The FOIA exempts nine categories of documents. The dispositive exemption in this case is Exemption 7A, which authorizes the withholding of “records or information compiled for law enforcement purposes…to the extent that the production of such law enforcement records or information…could reasonably be expected to interfere with enforcement proceedings.”
The ACLU does not contest that the information withheld by the FBI was “compiled for law enforcement purposes” and argues only that the FBI has not demonstrated that production of this information could “reasonably be expected to interfere with enforcement proceedings.”
The circuit panel rejects the ACLU’s argument that the FBI’s release of similar racial/ethnic data in response to this or similar FOIA requests contradicts its assertion that release of the data withheld here would be harmful. The panel also disagrees with the ACLU that the Hardy declarations lack reasonable specificity when describing the risk of harm from disclosure. The panel further disagrees with the ACLU that release of the “limited public source information” that it seeks “cannot reasonably be expected to tip off targets or permit them to circumvent investigations.” The Hardy declarations reveal what should be obvious: that the harm from disclosure lies in revealing, indirectly, the FBI’s targeting preferences and investigative techniques—not in revealing demographic information that is already available to the public. The panel further rejects the ACLU’s argument that such disclosure would not be harmful because the FBI is prohibited from using race or ethnicity as a “dominant or primary factor” in its investigations.

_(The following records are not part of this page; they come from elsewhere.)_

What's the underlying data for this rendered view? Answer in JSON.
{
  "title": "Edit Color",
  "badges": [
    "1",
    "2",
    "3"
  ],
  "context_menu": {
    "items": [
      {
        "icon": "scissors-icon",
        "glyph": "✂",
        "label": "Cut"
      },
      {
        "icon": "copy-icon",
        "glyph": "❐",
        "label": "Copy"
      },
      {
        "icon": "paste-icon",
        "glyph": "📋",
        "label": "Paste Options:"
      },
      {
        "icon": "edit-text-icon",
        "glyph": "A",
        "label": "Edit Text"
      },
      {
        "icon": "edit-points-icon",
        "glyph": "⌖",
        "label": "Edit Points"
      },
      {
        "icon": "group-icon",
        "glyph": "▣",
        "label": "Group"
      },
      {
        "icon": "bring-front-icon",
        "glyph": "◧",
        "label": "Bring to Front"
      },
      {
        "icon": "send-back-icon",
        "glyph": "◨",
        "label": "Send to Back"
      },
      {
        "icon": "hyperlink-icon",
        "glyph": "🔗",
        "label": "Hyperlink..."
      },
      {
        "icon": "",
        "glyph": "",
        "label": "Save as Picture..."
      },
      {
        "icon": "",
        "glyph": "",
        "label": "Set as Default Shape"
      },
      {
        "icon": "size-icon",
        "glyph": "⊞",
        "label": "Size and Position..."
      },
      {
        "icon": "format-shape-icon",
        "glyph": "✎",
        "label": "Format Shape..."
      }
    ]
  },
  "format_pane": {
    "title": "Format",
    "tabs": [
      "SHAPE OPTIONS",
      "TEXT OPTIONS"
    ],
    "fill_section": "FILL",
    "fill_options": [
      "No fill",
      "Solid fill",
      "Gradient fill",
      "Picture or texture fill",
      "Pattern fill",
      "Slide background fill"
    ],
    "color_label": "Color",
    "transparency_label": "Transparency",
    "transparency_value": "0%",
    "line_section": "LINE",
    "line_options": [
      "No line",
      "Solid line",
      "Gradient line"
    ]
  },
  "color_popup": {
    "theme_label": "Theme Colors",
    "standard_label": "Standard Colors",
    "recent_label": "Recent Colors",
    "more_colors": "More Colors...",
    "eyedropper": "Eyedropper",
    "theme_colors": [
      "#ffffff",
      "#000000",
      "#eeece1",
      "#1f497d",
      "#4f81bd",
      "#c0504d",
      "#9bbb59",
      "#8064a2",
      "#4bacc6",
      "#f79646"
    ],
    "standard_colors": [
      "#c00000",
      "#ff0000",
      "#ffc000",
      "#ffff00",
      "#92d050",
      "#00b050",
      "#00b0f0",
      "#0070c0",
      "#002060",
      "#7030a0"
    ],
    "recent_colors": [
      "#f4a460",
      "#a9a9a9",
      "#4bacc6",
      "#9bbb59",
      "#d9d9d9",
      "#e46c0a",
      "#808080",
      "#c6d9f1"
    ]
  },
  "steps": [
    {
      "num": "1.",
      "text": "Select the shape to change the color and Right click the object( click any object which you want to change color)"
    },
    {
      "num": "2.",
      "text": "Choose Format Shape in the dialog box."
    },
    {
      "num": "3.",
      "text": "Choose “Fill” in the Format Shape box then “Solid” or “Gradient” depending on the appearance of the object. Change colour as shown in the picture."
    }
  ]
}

The circuit panel holds that the FBI has satisfied its burden under Exemption 7A with respect to all of the withheld information. The panel need not address whether the FBI has satisfied its burden under Exemption 1 or Exemption 7E with respect to various subsets of this information.
The circuit panel next addresses the ACLU’s argument that this case should be remanded to apply its proposed “Glomar-like” procedure to the § 552(c) issue—i.e., whether, if the FBI withheld responsive documents pursuant to FOIA’s exclusion provision, such withholding was proper. The ACLU proposed this procedure after they had already proposed—and the district court had already conducted—an in camera review of the § 552(c) issue. The district court declined to adopt the ACLU’s “Glomar-like” procedure.
The ACLU’s proposed procedure is modeled after the procedure developed in Phillippi v. C.I.A., later known as the “Glomar response,” which allowed the government to “neither confirm nor deny” the use of one of FOIA’s exemptions prior to the enactment of § 552(c). When issuing a “Glomar response,” the government is required to “provide a public affidavit explaining in as much detail as possible the basis” for its ability to issue such a response. The government’s explanation is to be reviewed in camera only as a last resort. The ACLU argues that adoption of this procedure would permit more meaningful judicial review and better protect the interests of the litigants and the public. The panel disagrees, and holds that the district court did not abuse its discretion by conducting an in camera review.
Nothing in the FOIA operates to limit the district court’s discretion to employ in camera procedures in circumstances involving sensitive information. In fact, the FOIA explicitly contemplates in camera review in the exemption context. The circuit panel finds no legal authority compelling the district court to employ the ACLU’s proposed procedure. The panel finds that the district court did not err in concluding that if an exclusion was employed, it was and remains amply justified.
The judgment of the district court is affirmed.
For appellant — Nusrat J. Choudhury and Hina Shamsi (American Civil Liberties Union). For appellee — Matthew M. Collette and Catherine H. Dorsey (U.S. Department of Justice, Civil Division) and Deanna L. Durrett (U.S. Department of Justice, Civil Division, Federal Programs Branch).